Compare Low E2 Vs. Low E3 Windows

Residential Windows

by Emily Beach, Demand Media

Windows represent a major energy sink in the average home, with up to 30 percent of heated or cooled air lost through windows, according to the California Energy Commission. Low-emissivity coatings, which were first developed in the 1970s, promise to keep solar heat energy out of the home to improve the interior comfort and keep energy bills in check. Since these coatings were first introduced, glass manufacturers have added low-E coatings to multiple panes of glass within a single window to further improve energy efficiency.


Low-emissivity coatings consist of ultra-thin layers of tin dioxide, silver, or other metals applied to a pane of glass. Low-E windows are designed to reflect solar heat energy outdoors rather than allowing it to enter the home and introduce unwanted heat. These coatings, which are invisible to the naked eye, became fairly standard throughout the 1980s; by the 1990s, window makers were adding a second metallic coating to create low-E2 — or low-E squared — windows. In 2010, manufacturers introduced low-E3 — or low-E cubed — windows, which feature three coats of metal to further reduce solar heat transfer through the glass.

Visible Transmittance

Comparing low-E2 and low-E3 windows begin by comparing how much light is transmitted through the glass. Typically, the more layers of low-E coating applied to a window, the less natural light is able to enter the home. For example, a single pane of uncoated glass has a visible transmittance, or VT, rating of 90 percent, which means 90 percent of visible light enters through the glass, while 10 percent is reflected back out. A standard low-E2 window has a VT of 70 percent, compared to 66 percent for low-E3 windows, according to Milgard Manufacturing Inc.

The U-factor of a window measures how much heat is transmitted through the glass and is the inverse of the R-factor, which measures how well a surface resists thermal transfer. The lower the U-factor, the more efficiently the window blocks the passage of heat. Regardless of climate, a low-U-factor window outperforms one with a higher U-factor, according to the Green Building Advisor website. While a single pane of clear glass has a U-factor of 1.04, a low-E2 window measures 0.30, compared to 0.29 for low-E3 windows, according to Milgard Manufacturing, giving low-E3 windows a slight edge in this category.
Solar Heat Gain Coefficient

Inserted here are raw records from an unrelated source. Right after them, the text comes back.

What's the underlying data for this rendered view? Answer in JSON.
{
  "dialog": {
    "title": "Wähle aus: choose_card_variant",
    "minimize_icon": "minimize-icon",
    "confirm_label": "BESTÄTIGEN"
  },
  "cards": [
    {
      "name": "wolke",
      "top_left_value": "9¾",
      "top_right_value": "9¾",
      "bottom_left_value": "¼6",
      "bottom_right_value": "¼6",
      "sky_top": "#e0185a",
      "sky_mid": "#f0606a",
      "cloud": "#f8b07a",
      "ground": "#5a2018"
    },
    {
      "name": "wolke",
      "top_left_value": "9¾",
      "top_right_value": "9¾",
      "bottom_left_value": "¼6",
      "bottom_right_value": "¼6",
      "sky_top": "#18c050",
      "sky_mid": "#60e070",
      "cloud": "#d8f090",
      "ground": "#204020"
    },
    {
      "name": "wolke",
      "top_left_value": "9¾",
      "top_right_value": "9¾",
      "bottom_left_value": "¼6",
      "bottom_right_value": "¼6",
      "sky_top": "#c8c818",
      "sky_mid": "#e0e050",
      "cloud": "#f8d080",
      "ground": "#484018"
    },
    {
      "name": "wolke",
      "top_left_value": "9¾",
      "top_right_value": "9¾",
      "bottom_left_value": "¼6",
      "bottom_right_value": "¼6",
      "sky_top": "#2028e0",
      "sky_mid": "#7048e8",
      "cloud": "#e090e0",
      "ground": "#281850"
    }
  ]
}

The solar heat gain coefficient, or SHGC, of a window, reveals the fraction of solar radiation admitted through a window. It ranges from 0 to 1, and the lower the coefficient, the less solar radiation is transmitted. A single pane of glass has an SHGC of 0.86, compared to 0.37 to 0.41 for low-E2 windows and 0.27 for low-E3 units, according to Milgard Manufacturing. In cold climate zones, homeowners should attempt to maximize SHGC to cut heating costs, particularly when choosing south-facing windows. In warmer climates, like California, a lower SHGC is more desirable to help cut cooling costs, particularly when choosing east- or west-facing windows. Green Building Advisor suggests aiming for an SHGC of 0.40 or lower in warm climate zones to maximize efficiency.